Source records:
= Beginning of Section =

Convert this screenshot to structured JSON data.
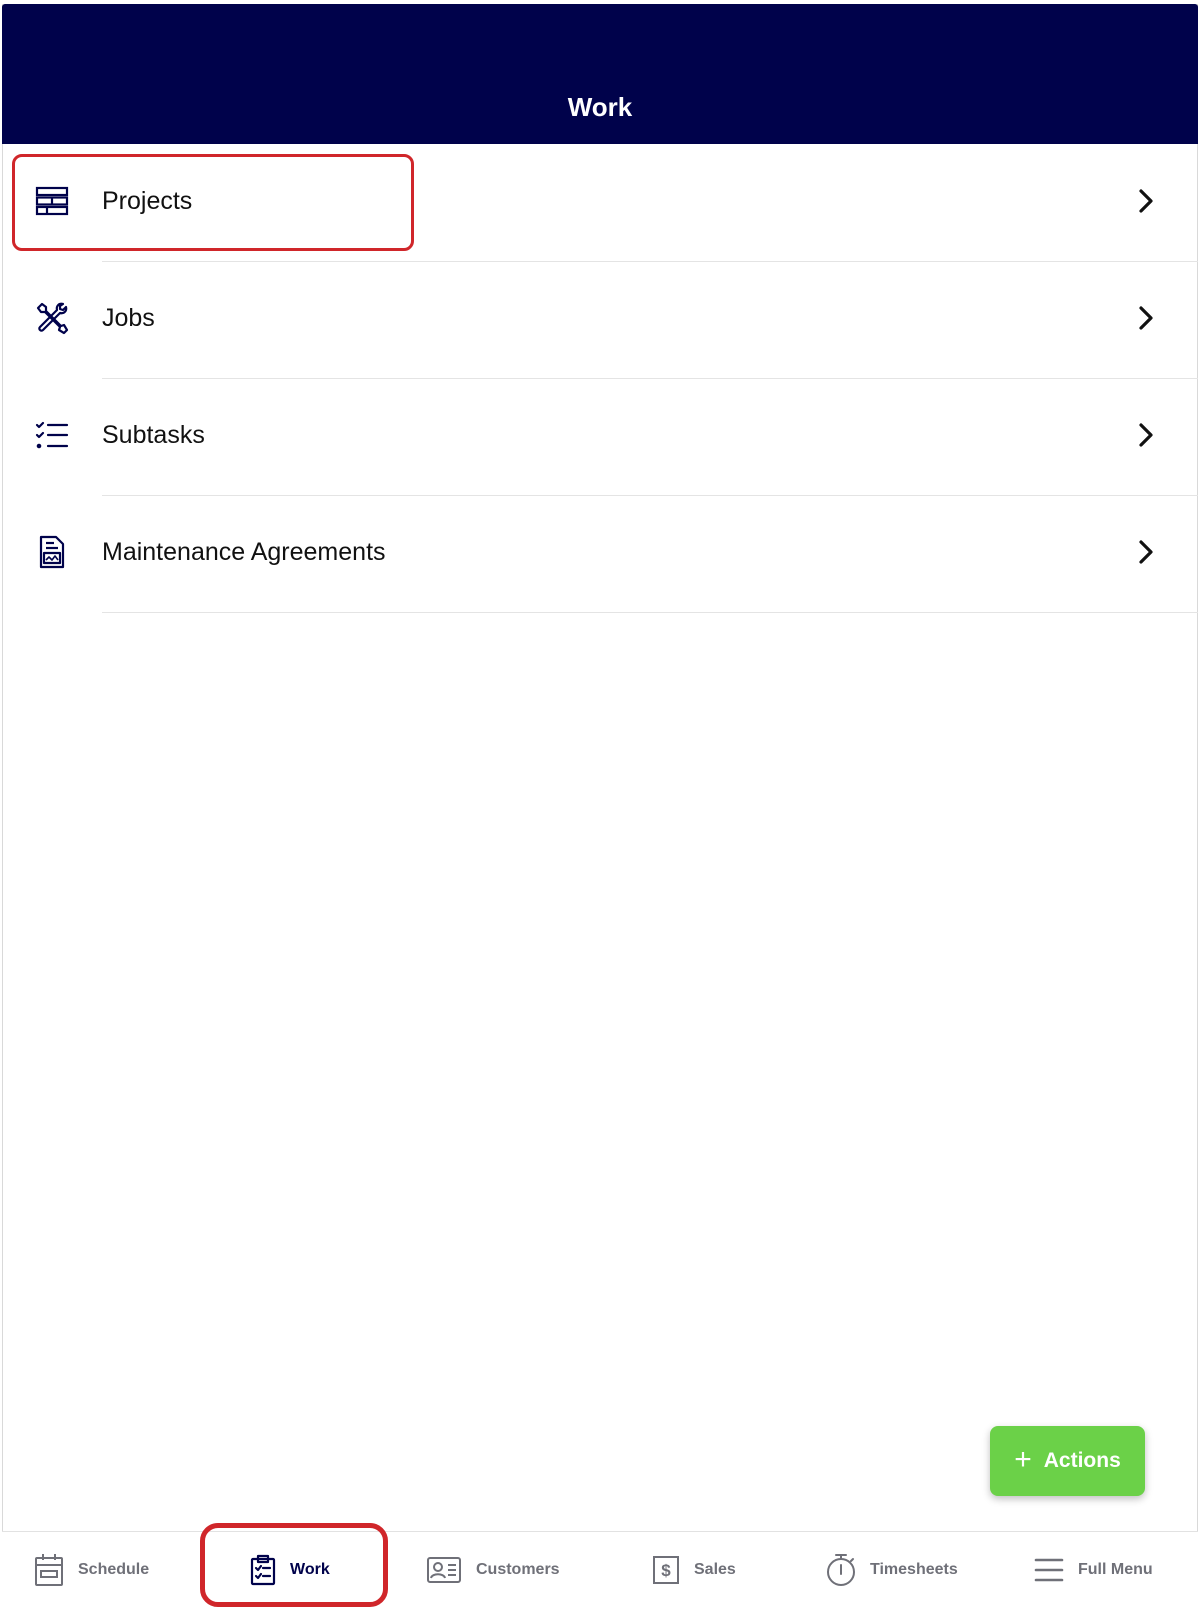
{
  "header": {
    "title": "Work"
  },
  "menu": {
    "items": [
      {
        "label": "Projects",
        "icon": "projects-icon"
      },
      {
        "label": "Jobs",
        "icon": "tools-icon"
      },
      {
        "label": "Subtasks",
        "icon": "checklist-icon"
      },
      {
        "label": "Maintenance Agreements",
        "icon": "agreement-document-icon"
      }
    ]
  },
  "fab": {
    "plus": "+",
    "label": "Actions"
  },
  "tabbar": {
    "tabs": [
      {
        "label": "Schedule",
        "icon": "calendar-icon",
        "active": false
      },
      {
        "label": "Work",
        "icon": "clipboard-icon",
        "active": true
      },
      {
        "label": "Customers",
        "icon": "contact-card-icon",
        "active": false
      },
      {
        "label": "Sales",
        "icon": "dollar-icon",
        "active": false
      },
      {
        "label": "Timesheets",
        "icon": "stopwatch-icon",
        "active": false
      },
      {
        "label": "Full Menu",
        "icon": "hamburger-icon",
        "active": false
      }
    ]
  },
  "colors": {
    "header_bg": "#00024b",
    "accent_green": "#6bd148",
    "highlight_red": "#d0262a",
    "inactive_tab": "#6f7078"
  }
}
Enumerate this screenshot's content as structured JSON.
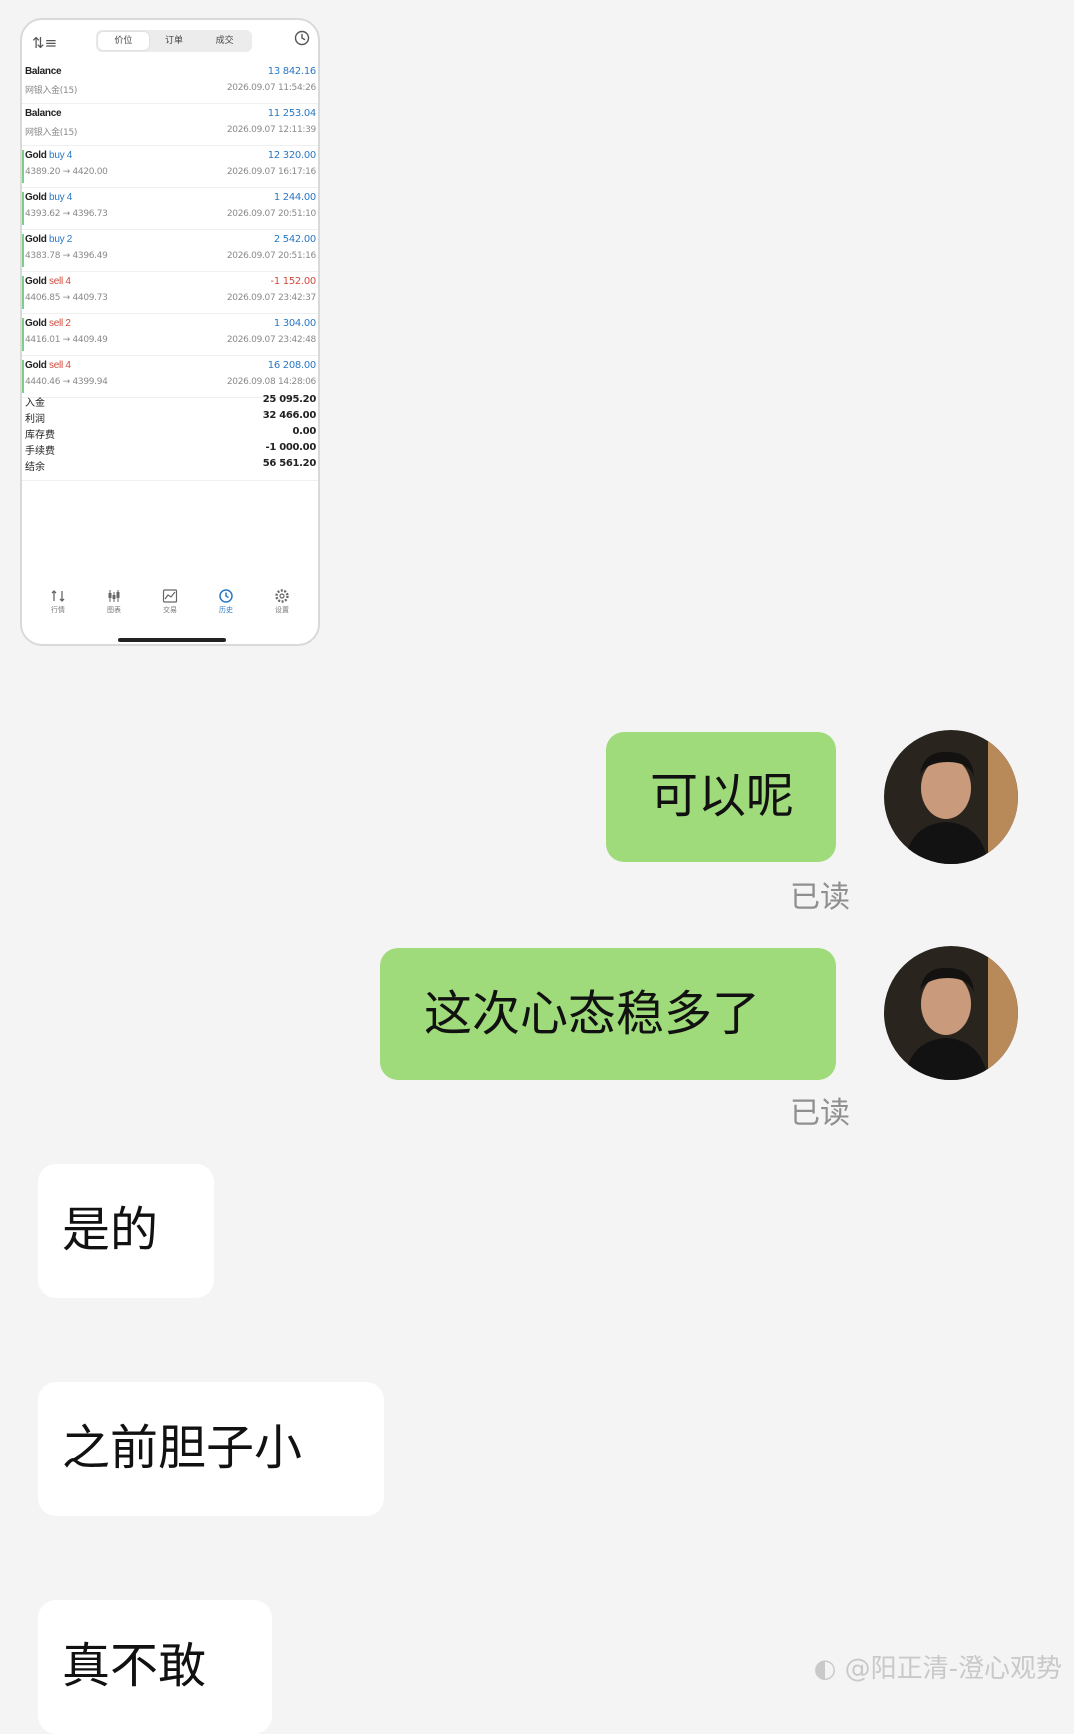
{
  "app": {
    "tabs": [
      "价位",
      "订单",
      "成交"
    ],
    "active_tab": 0,
    "history": [
      {
        "symbol": "Balance",
        "dir": "",
        "lots": "",
        "sub": "网银入金(15)",
        "profit": "13 842.16",
        "time": "2026.09.07 11:54:26",
        "neg": false,
        "trade": false
      },
      {
        "symbol": "Balance",
        "dir": "",
        "lots": "",
        "sub": "网银入金(15)",
        "profit": "11 253.04",
        "time": "2026.09.07 12:11:39",
        "neg": false,
        "trade": false
      },
      {
        "symbol": "Gold",
        "dir": "buy",
        "lots": "4",
        "sub": "4389.20 → 4420.00",
        "profit": "12 320.00",
        "time": "2026.09.07 16:17:16",
        "neg": false,
        "trade": true
      },
      {
        "symbol": "Gold",
        "dir": "buy",
        "lots": "4",
        "sub": "4393.62 → 4396.73",
        "profit": "1 244.00",
        "time": "2026.09.07 20:51:10",
        "neg": false,
        "trade": true
      },
      {
        "symbol": "Gold",
        "dir": "buy",
        "lots": "2",
        "sub": "4383.78 → 4396.49",
        "profit": "2 542.00",
        "time": "2026.09.07 20:51:16",
        "neg": false,
        "trade": true
      },
      {
        "symbol": "Gold",
        "dir": "sell",
        "lots": "4",
        "sub": "4406.85 → 4409.73",
        "profit": "-1 152.00",
        "time": "2026.09.07 23:42:37",
        "neg": true,
        "trade": true
      },
      {
        "symbol": "Gold",
        "dir": "sell",
        "lots": "2",
        "sub": "4416.01 → 4409.49",
        "profit": "1 304.00",
        "time": "2026.09.07 23:42:48",
        "neg": false,
        "trade": true
      },
      {
        "symbol": "Gold",
        "dir": "sell",
        "lots": "4",
        "sub": "4440.46 → 4399.94",
        "profit": "16 208.00",
        "time": "2026.09.08 14:28:06",
        "neg": false,
        "trade": true
      }
    ],
    "summary": [
      {
        "label": "入金",
        "value": "25 095.20"
      },
      {
        "label": "利润",
        "value": "32 466.00"
      },
      {
        "label": "库存费",
        "value": "0.00"
      },
      {
        "label": "手续费",
        "value": "-1 000.00"
      },
      {
        "label": "结余",
        "value": "56 561.20"
      }
    ],
    "nav": [
      {
        "label": "行情",
        "icon": "quotes-icon"
      },
      {
        "label": "图表",
        "icon": "chart-icon"
      },
      {
        "label": "交易",
        "icon": "trade-icon"
      },
      {
        "label": "历史",
        "icon": "history-icon"
      },
      {
        "label": "设置",
        "icon": "settings-icon"
      }
    ],
    "active_nav": 3,
    "colors": {
      "buy": "#2a78c6",
      "sell": "#d24a3c"
    }
  },
  "chat": {
    "msg1": "可以呢",
    "msg1_status": "已读",
    "msg2": "这次心态稳多了",
    "msg2_status": "已读",
    "msg3": "是的",
    "msg4": "之前胆子小",
    "msg5": "真不敢",
    "bubble_color_self": "#9fdb7a",
    "bubble_color_other": "#ffffff"
  },
  "watermark": "@阳正清-澄心观势"
}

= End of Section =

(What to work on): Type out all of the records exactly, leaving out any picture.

(Result):
Convert this screenshot to structured JSON data.
{
  "header": {
    "title": "Work"
  },
  "menu": {
    "items": [
      {
        "label": "Projects",
        "icon": "projects-icon"
      },
      {
        "label": "Jobs",
        "icon": "tools-icon"
      },
      {
        "label": "Subtasks",
        "icon": "checklist-icon"
      },
      {
        "label": "Maintenance Agreements",
        "icon": "agreement-document-icon"
      }
    ]
  },
  "fab": {
    "plus": "+",
    "label": "Actions"
  },
  "tabbar": {
    "tabs": [
      {
        "label": "Schedule",
        "icon": "calendar-icon",
        "active": false
      },
      {
        "label": "Work",
        "icon": "clipboard-icon",
        "active": true
      },
      {
        "label": "Customers",
        "icon": "contact-card-icon",
        "active": false
      },
      {
        "label": "Sales",
        "icon": "dollar-icon",
        "active": false
      },
      {
        "label": "Timesheets",
        "icon": "stopwatch-icon",
        "active": false
      },
      {
        "label": "Full Menu",
        "icon": "hamburger-icon",
        "active": false
      }
    ]
  },
  "colors": {
    "header_bg": "#00024b",
    "accent_green": "#6bd148",
    "highlight_red": "#d0262a",
    "inactive_tab": "#6f7078"
  }
}
Enumerate this screenshot's content as structured JSON.
{
  "app": {
    "tabs": [
      "价位",
      "订单",
      "成交"
    ],
    "active_tab": 0,
    "history": [
      {
        "symbol": "Balance",
        "dir": "",
        "lots": "",
        "sub": "网银入金(15)",
        "profit": "13 842.16",
        "time": "2026.09.07 11:54:26",
        "neg": false,
        "trade": false
      },
      {
        "symbol": "Balance",
        "dir": "",
        "lots": "",
        "sub": "网银入金(15)",
        "profit": "11 253.04",
        "time": "2026.09.07 12:11:39",
        "neg": false,
        "trade": false
      },
      {
        "symbol": "Gold",
        "dir": "buy",
        "lots": "4",
        "sub": "4389.20 → 4420.00",
        "profit": "12 320.00",
        "time": "2026.09.07 16:17:16",
        "neg": false,
        "trade": true
      },
      {
        "symbol": "Gold",
        "dir": "buy",
        "lots": "4",
        "sub": "4393.62 → 4396.73",
        "profit": "1 244.00",
        "time": "2026.09.07 20:51:10",
        "neg": false,
        "trade": true
      },
      {
        "symbol": "Gold",
        "dir": "buy",
        "lots": "2",
        "sub": "4383.78 → 4396.49",
        "profit": "2 542.00",
        "time": "2026.09.07 20:51:16",
        "neg": false,
        "trade": true
      },
      {
        "symbol": "Gold",
        "dir": "sell",
        "lots": "4",
        "sub": "4406.85 → 4409.73",
        "profit": "-1 152.00",
        "time": "2026.09.07 23:42:37",
        "neg": true,
        "trade": true
      },
      {
        "symbol": "Gold",
        "dir": "sell",
        "lots": "2",
        "sub": "4416.01 → 4409.49",
        "profit": "1 304.00",
        "time": "2026.09.07 23:42:48",
        "neg": false,
        "trade": true
      },
      {
        "symbol": "Gold",
        "dir": "sell",
        "lots": "4",
        "sub": "4440.46 → 4399.94",
        "profit": "16 208.00",
        "time": "2026.09.08 14:28:06",
        "neg": false,
        "trade": true
      }
    ],
    "summary": [
      {
        "label": "入金",
        "value": "25 095.20"
      },
      {
        "label": "利润",
        "value": "32 466.00"
      },
      {
        "label": "库存费",
        "value": "0.00"
      },
      {
        "label": "手续费",
        "value": "-1 000.00"
      },
      {
        "label": "结余",
        "value": "56 561.20"
      }
    ],
    "nav": [
      {
        "label": "行情",
        "icon": "quotes-icon"
      },
      {
        "label": "图表",
        "icon": "chart-icon"
      },
      {
        "label": "交易",
        "icon": "trade-icon"
      },
      {
        "label": "历史",
        "icon": "history-icon"
      },
      {
        "label": "设置",
        "icon": "settings-icon"
      }
    ],
    "active_nav": 3,
    "colors": {
      "buy": "#2a78c6",
      "sell": "#d24a3c"
    }
  },
  "chat": {
    "msg1": "可以呢",
    "msg1_status": "已读",
    "msg2": "这次心态稳多了",
    "msg2_status": "已读",
    "msg3": "是的",
    "msg4": "之前胆子小",
    "msg5": "真不敢",
    "bubble_color_self": "#9fdb7a",
    "bubble_color_other": "#ffffff"
  },
  "watermark": "@阳正清-澄心观势"
}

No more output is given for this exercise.